Martian Manhunter #7 // Review
The trail of a lost girl leads a displaced Martian and his human police partner to a pig farm in Colorado where they find more than they expected in the sixth issue of the Martian Manhunter mini-series. J'onn J'onzz and Diane Mead continue to negotiate the tricky path to trust and effectiveness in an issue written by Steve Orlando with artist Riley Rossmo. The messy grittiness of a police assault on a rural human trafficking outpost feels weird and stringy in the hands of Rossmo, but the powerful arc of Orlando’s script powers the story through artwork that isn’t necessarily suited to it.
It’s a human trafficking ring headquartered out of a pig farm in rural Colorado. J’onzz and Mead are leading an assault on the facility. What appears to be a strange mix of humans and livestock turns into something altogether darker as the investigation continues. An alien presence leads J’onzz and Mead into deeper danger than expected in an encounter that will bring the two police officers closer than circumstances had allowed in previous issues. Elsewhere the missing girl valiantly defies her red martian captor, but how long can she hold out?
Human trafficking is pretty horrifying, to begin with. Add-in extra-terrestrial intelligence and the presence of...pigs...and things get weird and particularly dark. There’s a gradual descent into darkness amidst violence and action on a rural farm somewhere in America that really is particularly effective. There’s a strong payoff in seeing Mead finally warm to J’onzz in a serious way. When the two share a beer at the end of the issue really underscores the power of what they’d been through over the course of the issue. The arc and pacing of the action in this issue work remarkably well and could stand quite impressively on its own as a single story.

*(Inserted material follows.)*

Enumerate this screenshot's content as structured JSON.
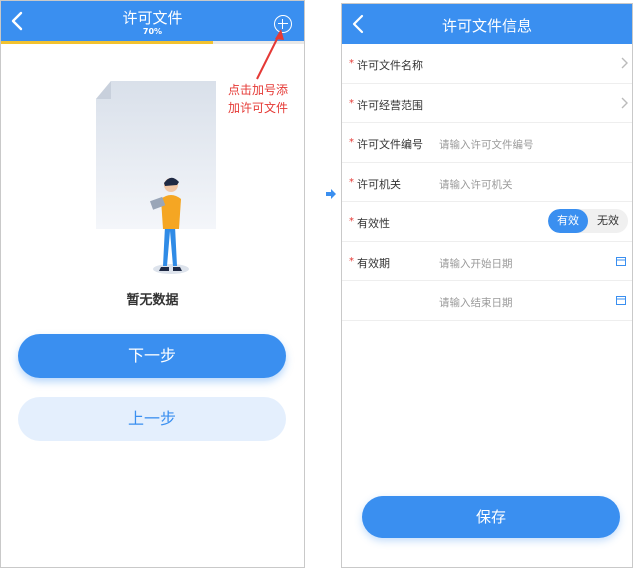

The soupy spaghetti of Rossmo’s art bends and sways to the rhythm of the action that Orlando is squeezing it through. Rossmo’s work is nothing if not dynamic. The rush of action splooshes across the page in an impressionistic explosion that gives the action some very impressive kinetics. It’s just too bad the weirdness of the art robs some of the horrors of what Orlando is giving the artist. The impact of the gritty, grizzly darkness loses some intensity in the distinctive stylishness of Rossmo’s pen. Thankfully, the presence of the alien is there to allow Rossmo a bit more of an opportunity to breathe artistically.
The search for the missing Ashley Addams is finally right at the center of the story where it needs to be. Orlando and Rossmo have found the pulse of the action as the mini-series reaches the beginning of its second half. With all of the establishing action well and fully out of the way, the mini-series should have no problem finding its way to resolution with a strong sense of momentum.